Texas Western Willie Cager, 1966 NCAA National Championship

When I came into that game, I gave everything I had. It was closely contested, and it ended up being decided in double overtime with a play that I don’t think anyone who was there will ever forget.

We were up by one point and Kansas had the ball. With Bobby Joe Hill right in his face and the clock expiring, Jo Jo White pulled up for a jump shot from what would have been deep three-point range (and mind you, this was years before the three-point line existed). And all I recall was just standing under the basket staring as the ball floated through the air in slow motion. I knew it was going to go in, I just knew it.

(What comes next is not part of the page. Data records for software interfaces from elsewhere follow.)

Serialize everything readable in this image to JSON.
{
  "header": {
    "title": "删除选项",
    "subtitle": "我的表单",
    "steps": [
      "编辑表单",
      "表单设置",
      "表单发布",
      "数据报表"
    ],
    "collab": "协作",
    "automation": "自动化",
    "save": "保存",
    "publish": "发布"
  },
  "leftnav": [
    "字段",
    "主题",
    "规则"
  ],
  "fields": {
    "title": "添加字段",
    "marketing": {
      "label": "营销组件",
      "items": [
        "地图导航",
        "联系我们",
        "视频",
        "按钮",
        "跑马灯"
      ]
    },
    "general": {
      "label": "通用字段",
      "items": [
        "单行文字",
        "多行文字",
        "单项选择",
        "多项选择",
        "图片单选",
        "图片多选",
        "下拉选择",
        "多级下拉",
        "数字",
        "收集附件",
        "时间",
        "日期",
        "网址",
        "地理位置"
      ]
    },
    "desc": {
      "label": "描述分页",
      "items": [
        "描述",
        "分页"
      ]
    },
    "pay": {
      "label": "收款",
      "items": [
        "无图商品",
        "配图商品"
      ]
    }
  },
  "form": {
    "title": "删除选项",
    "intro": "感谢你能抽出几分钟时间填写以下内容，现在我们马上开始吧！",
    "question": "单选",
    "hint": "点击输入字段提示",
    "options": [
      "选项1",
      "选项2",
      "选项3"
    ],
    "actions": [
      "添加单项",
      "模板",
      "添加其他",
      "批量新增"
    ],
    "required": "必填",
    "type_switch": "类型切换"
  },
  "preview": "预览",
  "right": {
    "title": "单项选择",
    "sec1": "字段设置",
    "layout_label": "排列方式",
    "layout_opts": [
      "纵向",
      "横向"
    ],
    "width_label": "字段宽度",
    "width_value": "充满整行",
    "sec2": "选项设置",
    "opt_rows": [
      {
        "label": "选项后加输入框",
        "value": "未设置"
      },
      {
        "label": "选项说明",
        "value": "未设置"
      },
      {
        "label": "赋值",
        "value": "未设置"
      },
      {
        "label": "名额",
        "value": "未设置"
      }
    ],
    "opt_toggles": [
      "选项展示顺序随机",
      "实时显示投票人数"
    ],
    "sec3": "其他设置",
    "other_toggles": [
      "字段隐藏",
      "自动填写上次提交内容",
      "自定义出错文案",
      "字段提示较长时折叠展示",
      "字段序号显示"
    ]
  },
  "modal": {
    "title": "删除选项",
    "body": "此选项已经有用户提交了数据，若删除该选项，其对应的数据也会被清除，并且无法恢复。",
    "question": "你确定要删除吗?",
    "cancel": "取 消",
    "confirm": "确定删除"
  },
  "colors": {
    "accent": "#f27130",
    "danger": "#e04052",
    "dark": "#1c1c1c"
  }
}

When we saw it go through the net, the entire team just fell apart. The most memorable season of our lives had come to an end.

But I looked over to the side of the court, there was a great referee by the name of Rudy Marich waving off the basket because Jo Jo’s foot was on the sideline. No basket. The rest was history.

For the second time that day, I thought my season was over only to get a last second reprieve.

Many sports fans have probably heard about what happened next: We’d make history by becoming the first team with an African-American starting lineup to win a national championship by defeating Kentucky. I’m proud and humbled to have hit the free throws that put us ahead in that game for good.

A lot of people remember me for being a part of that Texas Western team that made history. But now you know how one bad boxing impression almost took it all away.

For more Tales of Madness, visit our Tales of Madness page.